A DAD of six who went back to court to dispute a £250 fine for a road rage incident was instead sent to prison and ordered to pay more.

Jamie Kent, of Hillary Drive, Didcot, was labelled a ‘bully’ who behaved ‘appallingly’ during a seven-minute altercation with a 65-year-old woman on the afternoon of February 18 last year. 

The 41-year-old electrician was given a two-week custodial sentence and made to pay a further £750 for common assault at Oxford Crown Court today. 

Kent had previously pleaded his innocence over the case, despite CCTV showing him repeatedly returning to the vehicle of Jillian Brownlie to berate her at the Co-op petrol station forecourt, on Wantage Road, Didcot, after she had beeped her horn at him.

His young son watched on and eventually walked away from their vehicle, while various members of the public tried to calm the situation and reassure a ‘terrified’ Mrs Brownlie, who said she suffered an injury during the altercation. 

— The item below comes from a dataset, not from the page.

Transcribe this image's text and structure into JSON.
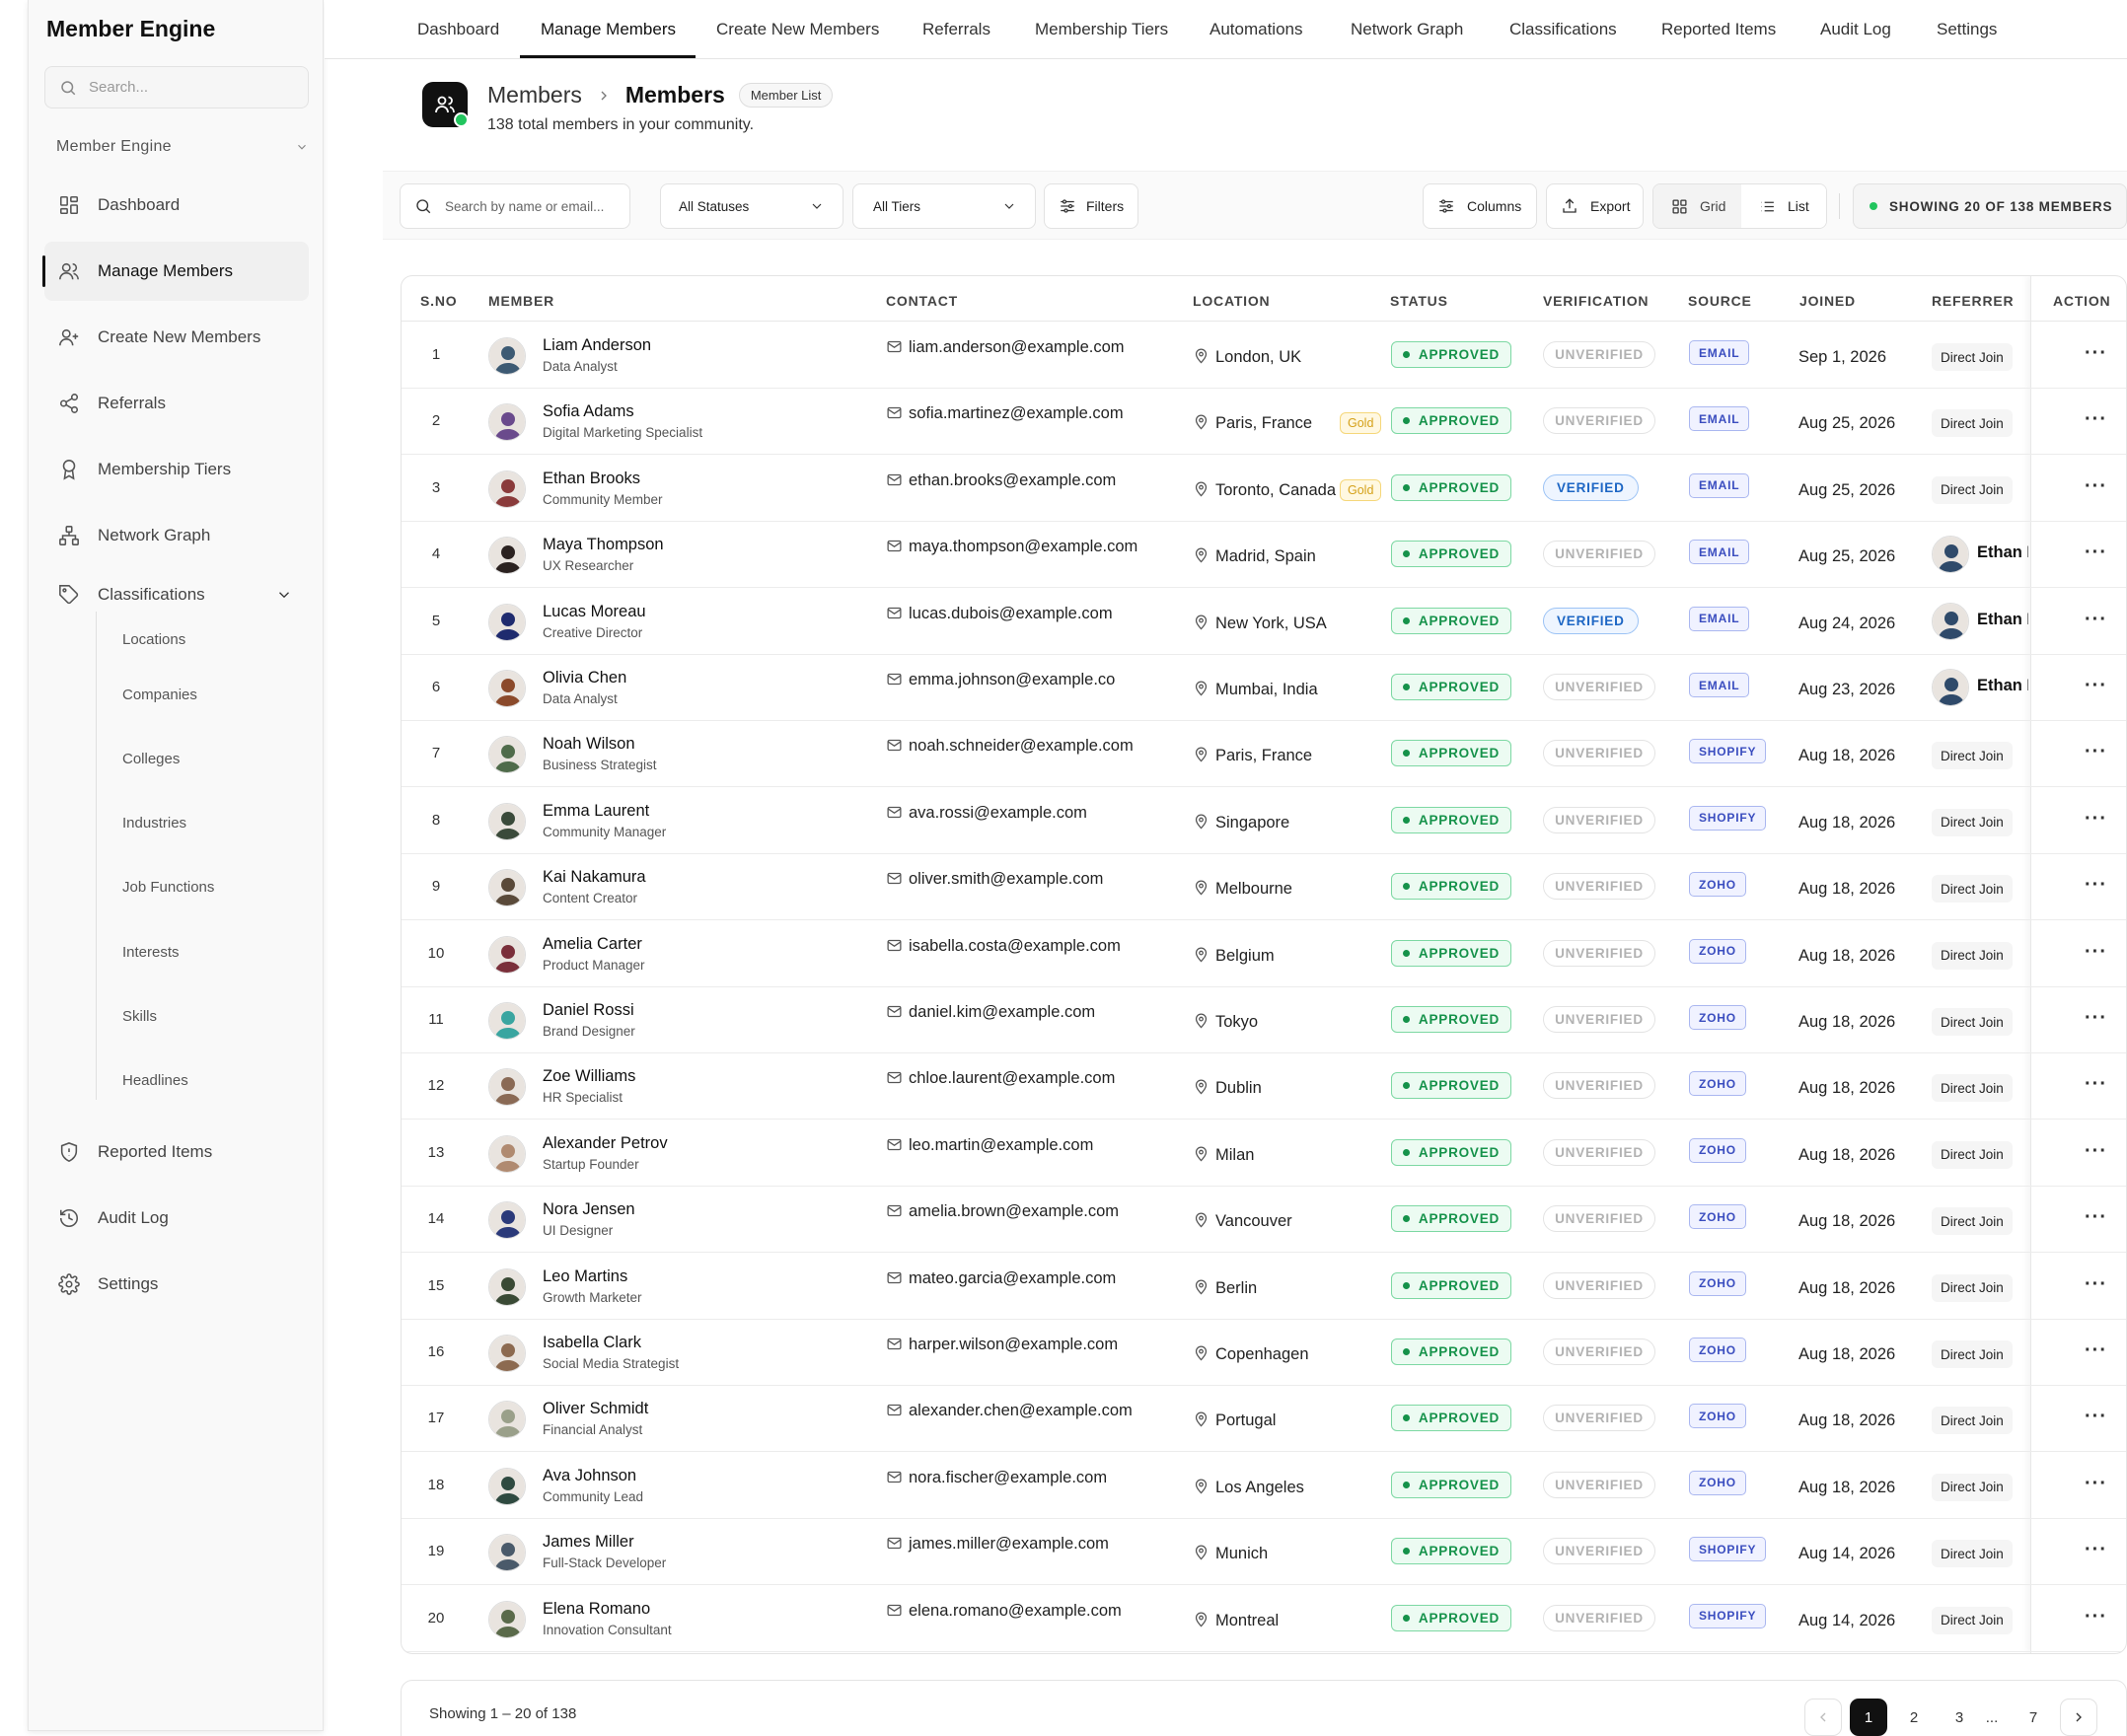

Judge Peter Ross labelled the original sentence handed down by magistrates as ‘wholly inappropriate’, adding that Kent forced open the passenger door of the car.

In court, Kent’s family members cried and one daughter shouted out “I love you Dad” after the sentence was read out. Kent waved goodbye as he left the court, having been berated by Judge Ross for interrupting his summing up. 

Judge Ross said: “You chose to appeal to this court and were advised that the sentence could go up as well as down. 

“You are a man with a previous conviction for violence.

“We watched the seven minutes of appalling behaviour. It is a road rage case.”

Electing not to disqualify Kent from driving, and noting that the incident was in the presence of children, he continued: “You are a man who uses violence as a means of dealing with an issue you don’t like. 

“You chose to lose your temper over a seven minute period (and) kept returning to Mrs Brownlie’s car. 

“She was terrified.”

Tomas Quinn, defending, said the greatest harm from a prison sentence would be felt by the family, who relied upon his income. 

He added: "He is a good father and a provider for his family and if he was to lose (his) employment that would (hurt them)."

Julian Lynch, prosecuting, said the 'sustained' nature of the incident made it worse and suggested some of the hostility was because Kent did not like being challenged by a woman.

Noting Mrs Brownlie’s injury and that her age made her ‘vulnerable’, Judge Ross continued: “You are the classic bully.

"You were seeking to intimidate a woman considerably older than you and it was only when a man stood up to you that you stopped.

“You have many responsibilities, but these are matters that you should have thought about (before the incident).”

  • This article previously stated that another judge - not Judge Ross - oversaw the case.